Cropping

IPM knowledge sourced at canola growing workshop

By Rodney Woods

Practical workshops addressing early season canola pest management are helping to bolster industry’s uptake of integrated pest management principles and improve the effectiveness of control strategies.

A survey of participants who attended a series of workshops about pests in establishing canola crops found 99 per cent now use or intend to incorporate integrated pest management practices into their farming systems.

An investment of the Grains Research and Development Corporation — with assistance from FarmLink, Australian Oilseeds Federation, NSW DPI and Local Land Services — the workshops equipped participants with practical tips on identifying, monitoring and controlling early season pests to maximise crop establishment.

The workshops were held across southern, central and northern NSW in the lead-up to the 2019 canola season and were followed up with a mid-season paddock walk, a webinar conducted by sustainable agriculture research organisation cesar and a YouTube presentation.

The workshops and field walks attracted more than 340 advisers and growers, highlighting the extent of industry interest in alternatives to chemical-only control methods.

Lead presenter, Bowden Rural Services principal agronomist Phil Bowden, said the workshops had increased participants’ knowledge of pest identification and host range, awareness of beneficial invertebrate groups and confidence to implement cultural, chemical and biological control measures.

“The workshops were designed to deliver IPM knowledge in a practical way to assist growers and advisers to apply an effective pest monitoring and control approach in the paddock,” Mr Bowden said.

“For years we’ve been trying to move away from the practice of applying `insurance sprays’, whereby a pesticide is applied at the same time as a herbicide spray whether it’s required or not, because it destroys the natural enemies that are resident in paddocks.

“The workshops equipped participants with an awareness of which beneficial insects are present in paddocks, what their role is and what can be done to encourage them.

“Successful pest management in canola relies on accurate identification of both the pests and the beneficial insects, an understanding of their behaviour and roles, and a comprehension of the objective and likely impact of chemical control methods.”

Mr Bowden said the workshops encouraged participants to assess potential pest issues prior to planting by considering paddock history and the propensity of certain crops and stubble loads to encourage pest incidence, and then develop an appropriate multi-pronged management strategy.

“The aim is to have as few surprises as possible to maximise crop establishment and growth,” he said.

“Insect pests can be a significant issue in new canola crops.

“Canola has a tiny seedling which can be difficult to get out of the ground and so it becomes a target for a range of damaging pests such as mites, wireworms/false wireworms, slugs, cutworms and earwigs.

“We are now seeing crops targeted by pests that we’ve never seen before in canola, largely due to the increased stubble loads retained in modern farming systems.

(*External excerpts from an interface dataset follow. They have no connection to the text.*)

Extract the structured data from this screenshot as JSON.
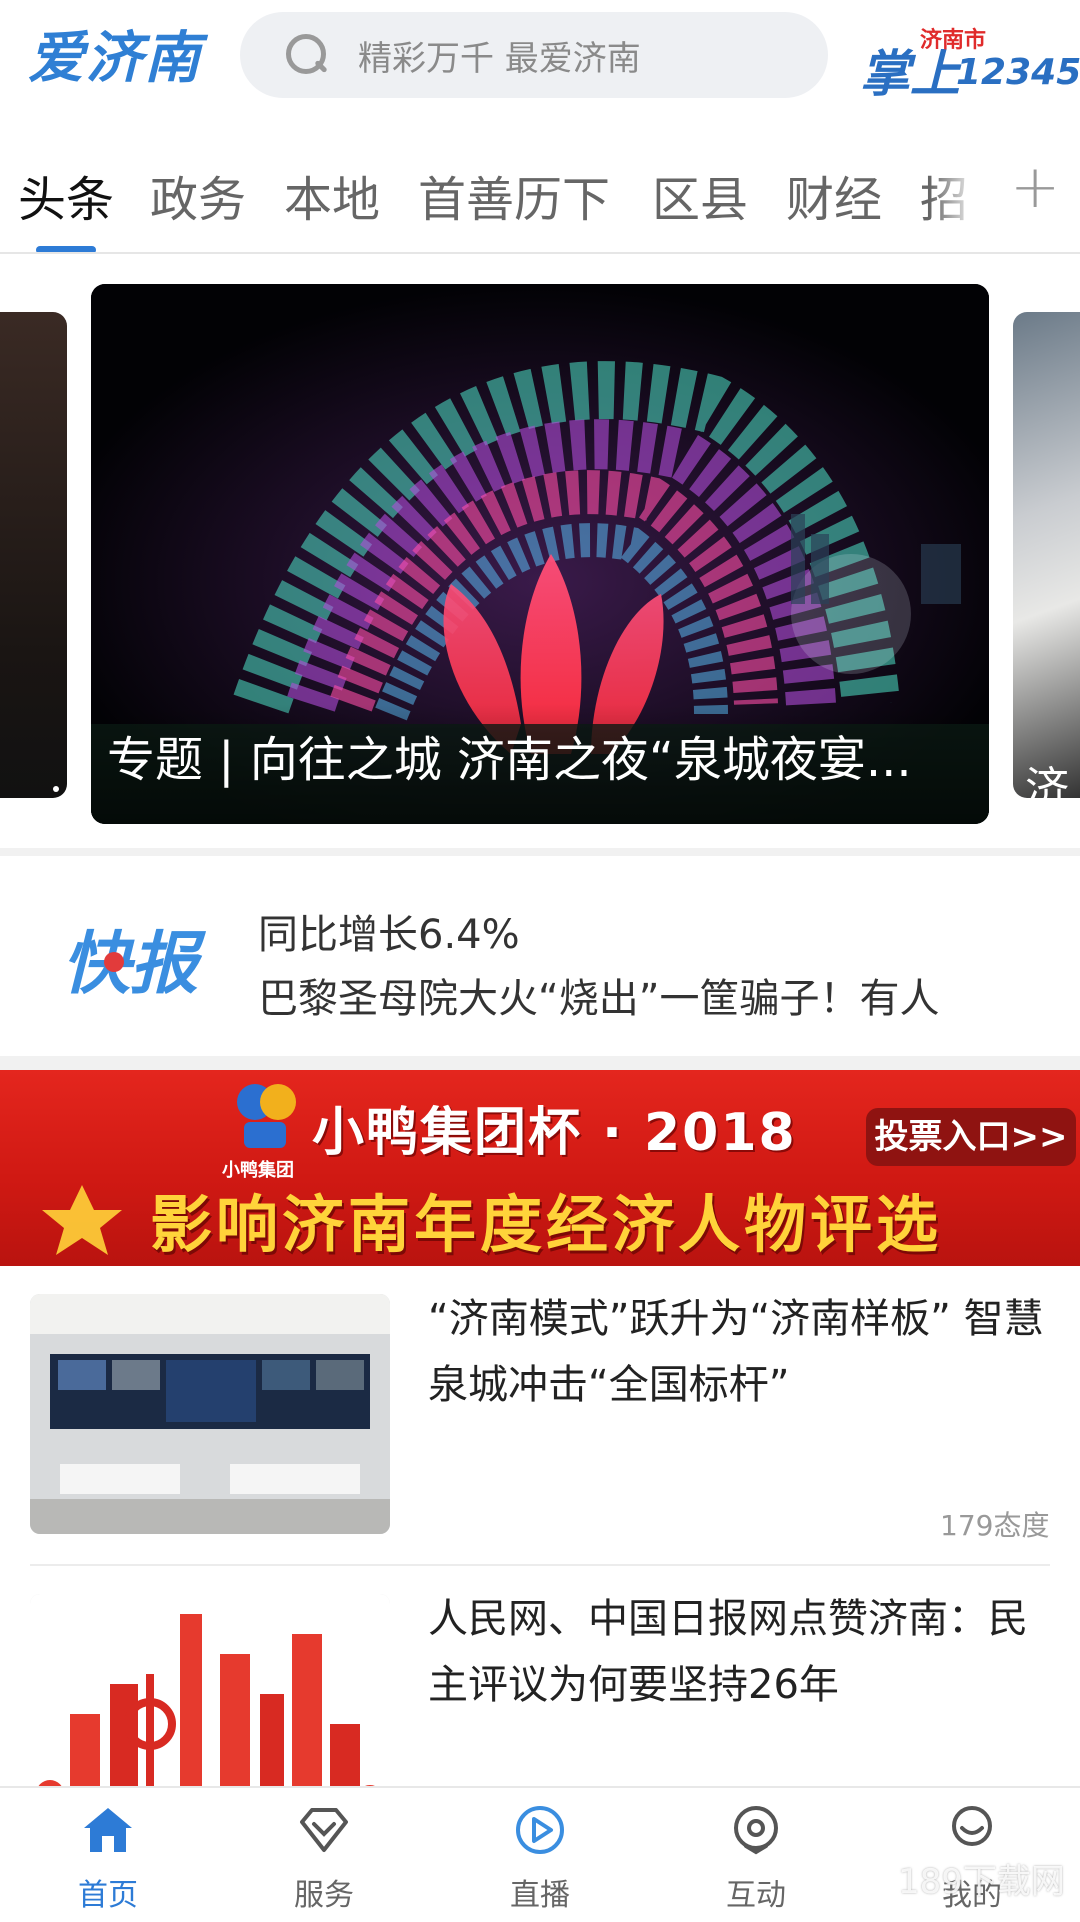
{
  "header": {
    "logo": "爱济南",
    "search_placeholder": "精彩万千 最爱济南",
    "hotline_logo_main": "掌上",
    "hotline_logo_city": "济南市",
    "hotline_logo_number": "12345"
  },
  "tabs": [
    {
      "label": "头条",
      "active": true
    },
    {
      "label": "政务"
    },
    {
      "label": "本地"
    },
    {
      "label": "首善历下"
    },
    {
      "label": "区县"
    },
    {
      "label": "财经"
    },
    {
      "label": "招"
    }
  ],
  "tabs_more_label": "+",
  "carousel": {
    "main_caption": "专题 | 向往之城 济南之夜“泉城夜宴...",
    "right_caption": "济"
  },
  "flash": {
    "logo": "快报",
    "line1": "同比增长6.4%",
    "line2": "巴黎圣母院大火“烧出”一筐骗子！有人"
  },
  "banner": {
    "mascot_caption": "小鸭集团",
    "title": "小鸭集团杯 · 2018",
    "vote_button": "投票入口>>",
    "subtitle": "影响济南年度经济人物评选"
  },
  "news": [
    {
      "title": "“济南模式”跃升为“济南样板” 智慧泉城冲击“全国标杆”",
      "meta": "179态度"
    },
    {
      "title": "人民网、中国日报网点赞济南：民主评议为何要坚持26年",
      "meta": ""
    }
  ],
  "bottom_nav": [
    {
      "label": "首页",
      "icon": "home-icon",
      "active": true
    },
    {
      "label": "服务",
      "icon": "diamond-icon"
    },
    {
      "label": "直播",
      "icon": "play-icon"
    },
    {
      "label": "互动",
      "icon": "location-pin-icon"
    },
    {
      "label": "我的",
      "icon": "user-icon"
    }
  ],
  "watermark": "189下载网",
  "colors": {
    "accent": "#2d7bd6",
    "logo_blue": "#2f7fd4",
    "banner_red": "#d01913",
    "banner_gold": "#ffd33a"
  }
}
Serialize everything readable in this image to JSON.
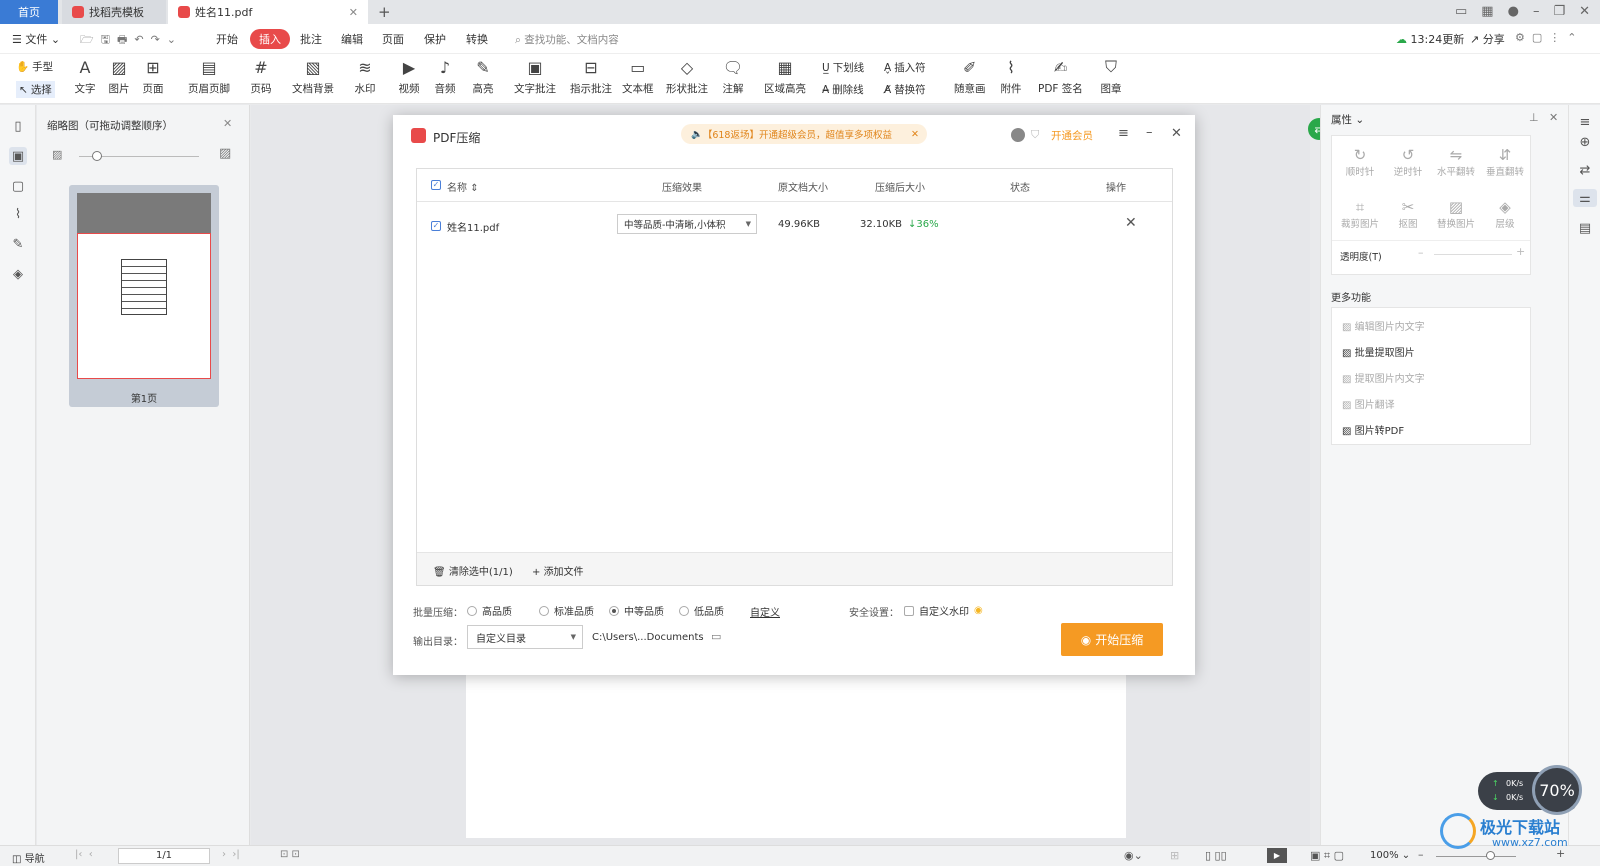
{
  "tabs": {
    "home": "首页",
    "templates": "找稻壳模板",
    "file": "姓名11.pdf",
    "new_tab": "+"
  },
  "menubar": {
    "file": "文件",
    "start": "开始",
    "insert": "插入",
    "annotate": "批注",
    "edit": "编辑",
    "page": "页面",
    "protect": "保护",
    "convert": "转换",
    "search_placeholder": "查找功能、文档内容",
    "update": "13:24更新",
    "share": "分享"
  },
  "ribbon": {
    "hand": "手型",
    "select": "选择",
    "text": "文字",
    "image": "图片",
    "page": "页面",
    "header_footer": "页眉页脚",
    "page_number": "页码",
    "doc_bg": "文档背景",
    "watermark": "水印",
    "video": "视频",
    "audio": "音频",
    "highlight": "高亮",
    "text_annotation": "文字批注",
    "pointer_annotation": "指示批注",
    "textbox": "文本框",
    "shape_annotation": "形状批注",
    "note": "注解",
    "area_highlight": "区域高亮",
    "underline": "下划线",
    "strikethrough": "删除线",
    "insert_mark": "插入符",
    "replace_mark": "替换符",
    "freehand": "随意画",
    "attachment": "附件",
    "pdf_sign": "PDF 签名",
    "stamp": "图章"
  },
  "thumb": {
    "title": "缩略图（可拖动调整顺序）",
    "page_label": "第1页"
  },
  "dialog": {
    "title": "PDF压缩",
    "promo": "【618返场】开通超级会员，超值享多项权益",
    "vip": "开通会员",
    "headers": {
      "name": "名称",
      "effect": "压缩效果",
      "original": "原文档大小",
      "compressed": "压缩后大小",
      "status": "状态",
      "action": "操作"
    },
    "row": {
      "name": "姓名11.pdf",
      "effect": "中等品质-中清晰,小体积",
      "original": "49.96KB",
      "compressed": "32.10KB",
      "ratio": "↓36%"
    },
    "clear": "清除选中(1/1)",
    "add": "添加文件",
    "batch_label": "批量压缩：",
    "opt_high": "高品质",
    "opt_std": "标准品质",
    "opt_mid": "中等品质",
    "opt_low": "低品质",
    "custom": "自定义",
    "security_label": "安全设置：",
    "custom_watermark": "自定义水印",
    "output_label": "输出目录：",
    "output_select": "自定义目录",
    "output_path": "C:\\Users\\...Documents",
    "start_btn": "开始压缩"
  },
  "right": {
    "props": "属性",
    "clockwise": "顺时针",
    "counter": "逆时针",
    "flip_h": "水平翻转",
    "flip_v": "垂直翻转",
    "crop": "裁剪图片",
    "cutout": "抠图",
    "replace": "替换图片",
    "layer": "层级",
    "opacity": "透明度(T)",
    "more": "更多功能",
    "edit_text": "编辑图片内文字",
    "batch_extract": "批量提取图片",
    "extract_text": "提取图片内文字",
    "translate": "图片翻译",
    "to_pdf": "图片转PDF"
  },
  "statusbar": {
    "nav": "导航",
    "page": "1/1",
    "zoom": "100%"
  },
  "widget": {
    "up": "0K/s",
    "down": "0K/s",
    "pct": "70%"
  },
  "watermark_site": "极光下载站",
  "watermark_url": "www.xz7.com",
  "colors": {
    "accent": "#f59a23",
    "brand_red": "#e84a4a",
    "blue": "#4a7fd8"
  }
}
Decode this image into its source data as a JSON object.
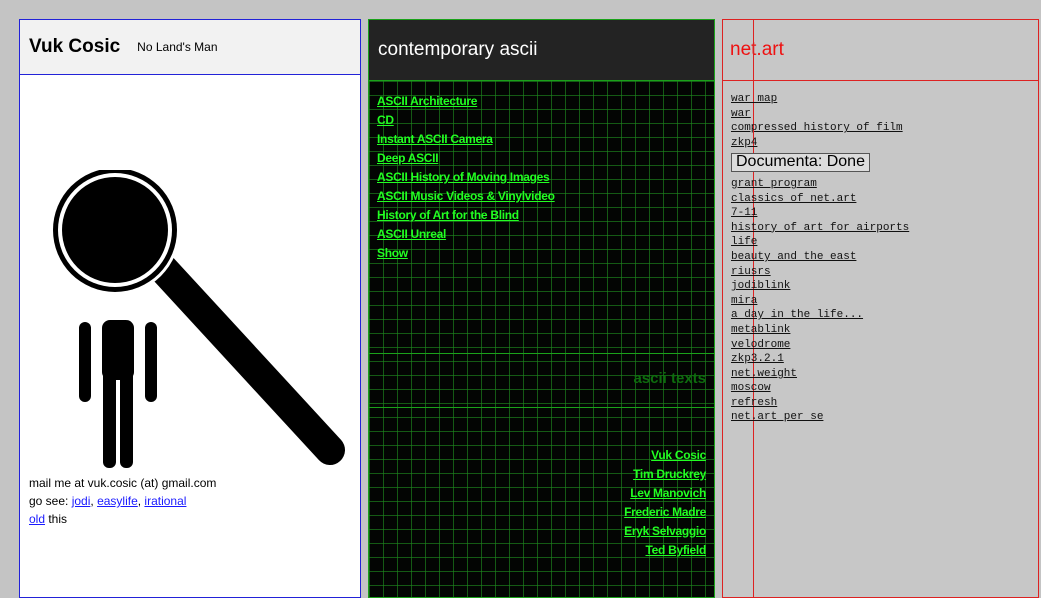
{
  "left": {
    "name": "Vuk Cosic",
    "tagline": "No Land's Man",
    "mail_text": "mail me at vuk.cosic (at) gmail.com",
    "go_see_prefix": "go see: ",
    "links": [
      "jodi",
      "easylife",
      "irational"
    ],
    "old_link": "old",
    "old_suffix": " this",
    "link_color": "#1a1aff",
    "border_color": "#2222d8"
  },
  "middle": {
    "title": "contemporary ascii",
    "links": [
      "ASCII Architecture",
      "CD",
      "Instant ASCII Camera",
      "Deep ASCII",
      "ASCII History of Moving Images",
      "ASCII Music Videos & Vinylvideo",
      "History of Art for the Blind",
      "ASCII Unreal",
      "Show"
    ],
    "texts_heading": "ascii texts",
    "authors": [
      "Vuk Cosic",
      "Tim Druckrey",
      "Lev Manovich",
      "Frederic Madre",
      "Eryk Selvaggio",
      "Ted Byfield"
    ],
    "link_color": "#22ff22",
    "border_color": "#1aa21a"
  },
  "right": {
    "title": "net.art",
    "links_top": [
      "war map",
      "war",
      "compressed history of film",
      "zkp4"
    ],
    "status": "Documenta: Done",
    "links_bottom": [
      "grant program",
      "classics of net.art",
      "7-11",
      "history of art for airports",
      "life",
      "beauty and the east",
      "riusrs",
      "jodiblink",
      "mira",
      "a day in the life...",
      "metablink",
      "velodrome",
      "zkp3.2.1",
      "net.weight",
      "moscow",
      "refresh",
      "net.art per se"
    ],
    "title_color": "#ee1111",
    "border_color": "#dd2222"
  }
}
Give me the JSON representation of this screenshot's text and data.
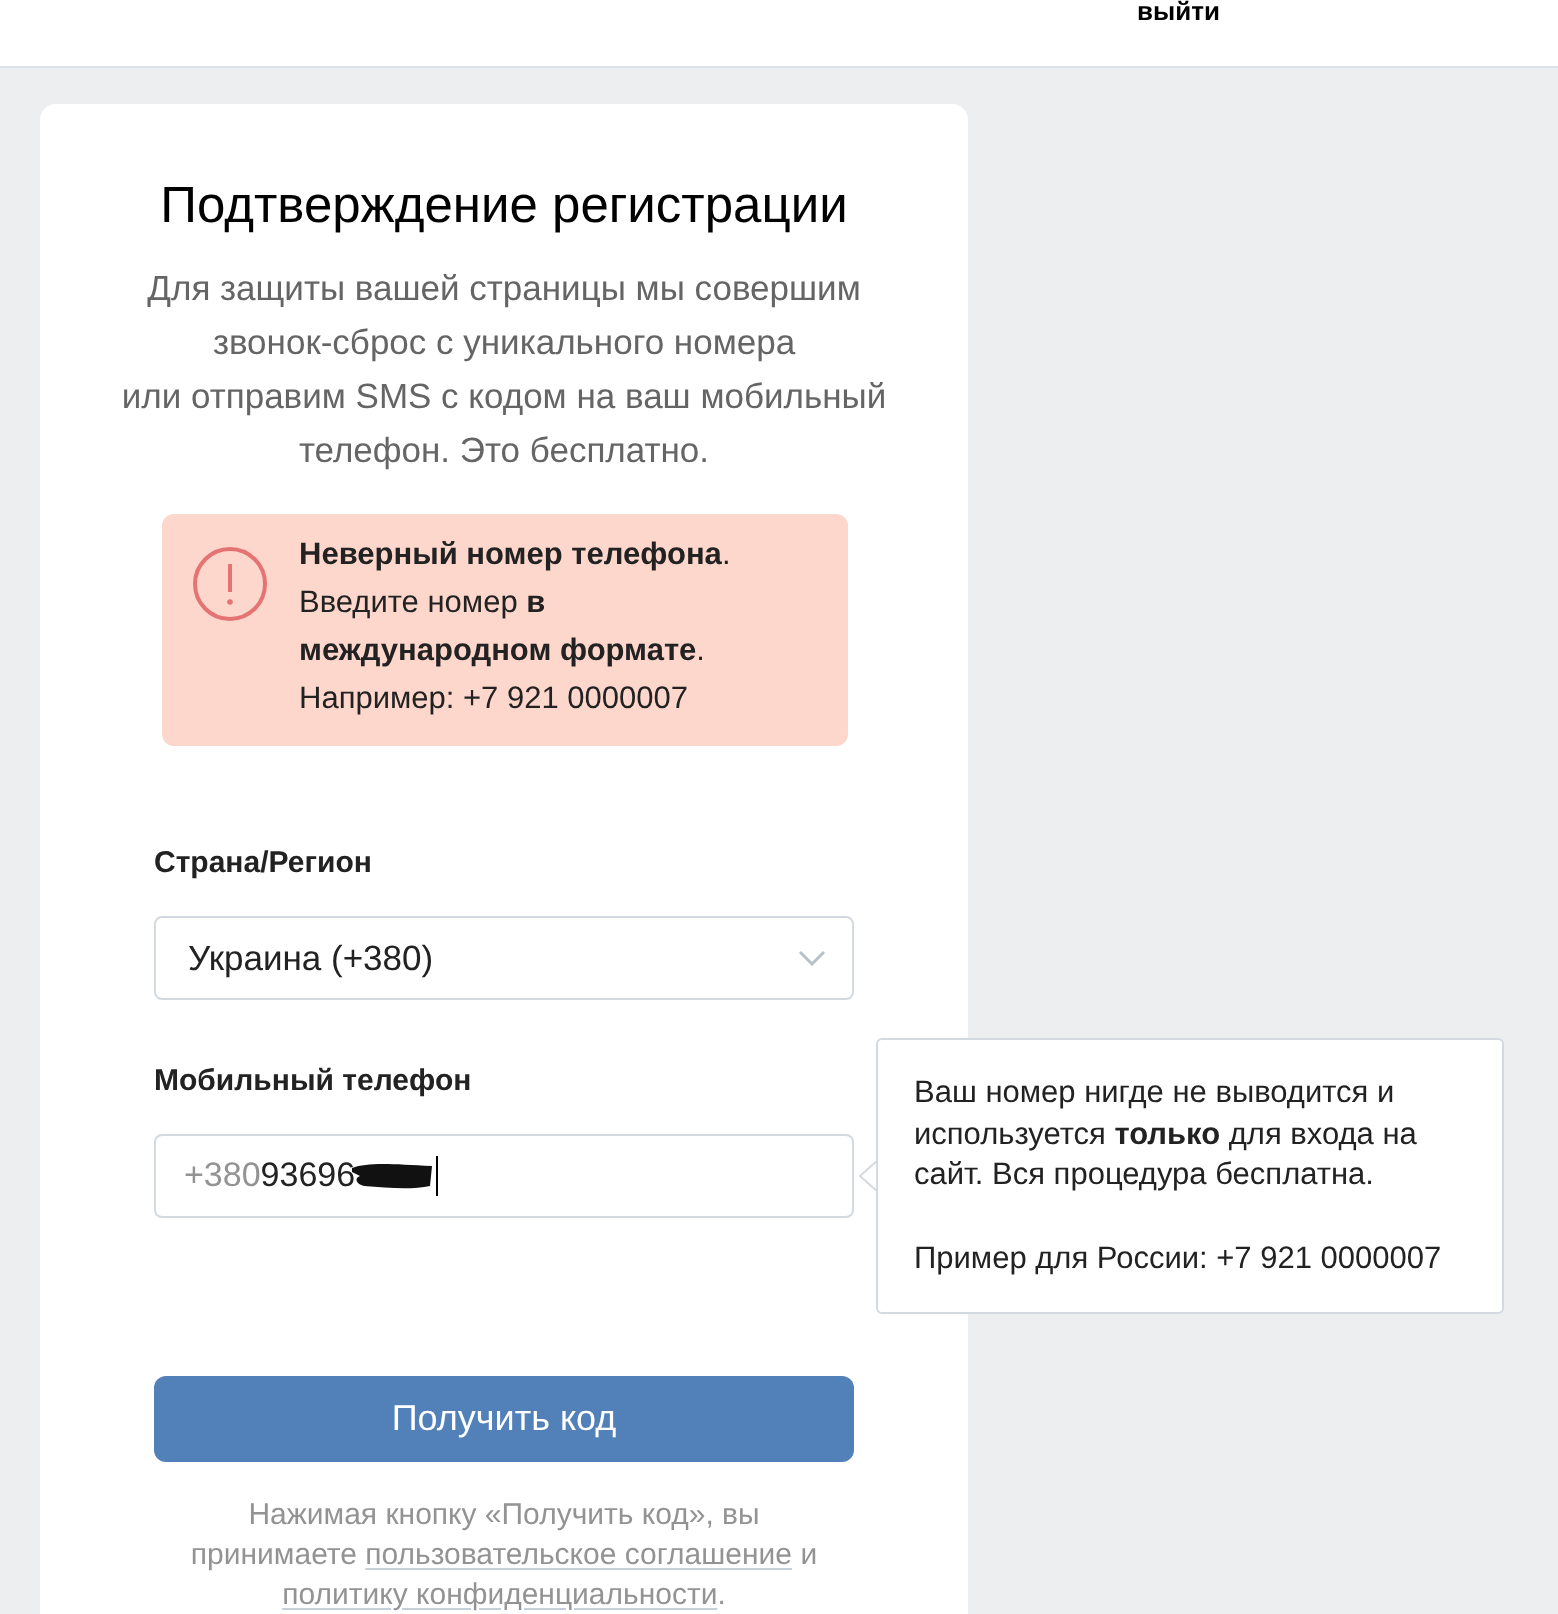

“So it’s important that we adopt an IPM approach to ensure our control methods are effective, sustainable and maximise the productivity and profitability of our canola crops and broader farming systems.”

For more information, watch the new GRDC video Five easy methods for monitoring insects in early season canola at: https://bit.ly/2xpjTLv